River Spey update

  21 September 2023

On Monday 11th September, SEPA received the first of a number of notifications about multiple large dead fish along a section of the River Spey, the first sighting of which was on Thursday 7th September. The initial report included a water quality reading the notifier believed to be abnormal. 

SEPA officers checked historical water quality monitoring for comparison, inspected the river, and carried out bankside analysis of water samples. Both the supplied water quality reading and all subsequent results were found to be within expected ranges. Officers also contacted a number of regulated sites in the area and did not identify any potential cause of the reported fish mortalities, nor any evidence of impacts to water quality. 

A SEPA ecologist was undertaking routine ecological surveys on the River Spey during the period when dead fish were observed, and initial findings confirm invertebrate populations appear to be normal, giving no indication of any water quality issues. Any acute significant pollution in the river would also cause mortality in many other species and across the entire size and age range of fish. 

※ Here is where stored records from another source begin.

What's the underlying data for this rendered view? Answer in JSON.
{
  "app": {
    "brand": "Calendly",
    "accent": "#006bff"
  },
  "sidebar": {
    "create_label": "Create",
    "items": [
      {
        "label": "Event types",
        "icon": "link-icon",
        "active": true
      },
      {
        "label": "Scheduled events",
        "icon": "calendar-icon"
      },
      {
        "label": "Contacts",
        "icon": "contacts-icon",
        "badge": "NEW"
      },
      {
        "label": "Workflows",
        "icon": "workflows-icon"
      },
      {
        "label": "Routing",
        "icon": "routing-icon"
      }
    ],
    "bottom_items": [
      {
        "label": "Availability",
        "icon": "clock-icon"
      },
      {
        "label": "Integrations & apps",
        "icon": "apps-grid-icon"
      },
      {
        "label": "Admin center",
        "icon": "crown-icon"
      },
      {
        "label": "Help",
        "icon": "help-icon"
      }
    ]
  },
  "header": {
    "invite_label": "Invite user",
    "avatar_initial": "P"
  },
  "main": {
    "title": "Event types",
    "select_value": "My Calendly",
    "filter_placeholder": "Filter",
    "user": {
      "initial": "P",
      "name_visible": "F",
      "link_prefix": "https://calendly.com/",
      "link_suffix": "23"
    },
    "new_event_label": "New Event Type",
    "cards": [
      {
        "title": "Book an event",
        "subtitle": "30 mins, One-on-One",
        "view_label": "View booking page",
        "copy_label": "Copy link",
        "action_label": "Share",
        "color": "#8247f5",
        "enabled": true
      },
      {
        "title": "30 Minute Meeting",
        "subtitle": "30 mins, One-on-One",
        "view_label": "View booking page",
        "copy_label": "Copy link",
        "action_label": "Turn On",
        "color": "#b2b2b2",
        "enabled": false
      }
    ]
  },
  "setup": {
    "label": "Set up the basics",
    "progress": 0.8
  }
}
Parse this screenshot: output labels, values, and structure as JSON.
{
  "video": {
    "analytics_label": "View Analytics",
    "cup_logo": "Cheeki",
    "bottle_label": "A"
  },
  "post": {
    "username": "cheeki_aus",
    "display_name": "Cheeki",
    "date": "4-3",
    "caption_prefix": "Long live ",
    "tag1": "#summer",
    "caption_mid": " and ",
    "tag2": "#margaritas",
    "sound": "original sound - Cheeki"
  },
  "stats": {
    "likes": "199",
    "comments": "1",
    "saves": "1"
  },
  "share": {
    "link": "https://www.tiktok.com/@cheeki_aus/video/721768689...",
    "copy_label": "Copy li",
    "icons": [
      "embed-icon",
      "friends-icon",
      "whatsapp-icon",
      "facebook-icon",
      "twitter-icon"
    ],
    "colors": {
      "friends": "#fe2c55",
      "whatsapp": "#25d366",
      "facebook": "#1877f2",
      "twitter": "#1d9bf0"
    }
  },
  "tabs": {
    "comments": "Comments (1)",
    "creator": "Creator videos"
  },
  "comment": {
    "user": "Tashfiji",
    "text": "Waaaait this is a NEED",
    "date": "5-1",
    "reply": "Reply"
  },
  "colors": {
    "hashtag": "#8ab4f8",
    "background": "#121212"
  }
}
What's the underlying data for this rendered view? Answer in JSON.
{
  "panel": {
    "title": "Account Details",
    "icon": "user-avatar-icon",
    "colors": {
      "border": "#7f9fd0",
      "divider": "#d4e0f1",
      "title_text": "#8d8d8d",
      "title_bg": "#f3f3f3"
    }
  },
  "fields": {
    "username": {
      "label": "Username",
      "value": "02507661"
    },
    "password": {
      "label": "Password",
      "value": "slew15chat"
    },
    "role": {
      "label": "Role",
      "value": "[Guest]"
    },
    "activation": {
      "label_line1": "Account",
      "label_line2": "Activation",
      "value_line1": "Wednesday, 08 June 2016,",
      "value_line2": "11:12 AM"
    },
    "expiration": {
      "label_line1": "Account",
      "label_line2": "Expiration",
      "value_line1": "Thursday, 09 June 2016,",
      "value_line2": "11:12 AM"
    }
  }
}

A number of other potential causes are being considered such as low oxygen in the water caused by low flows and high temperatures, as was the case at the time in the river. 

A multi-agency group has met in response to the incident. We will continue to liaise with partners and assess all reports in an effort to identify any possible factors responsible for the fish mortalities. 

In the meantime, members of the public who feel acutely unwell after being in contact with the river are advised to seek medical advice. SEPA is also asking anyone with information that may help investigations to report this online at sepa.org.uk/report or by calling our Pollution Hotline on 0800 80 70 60.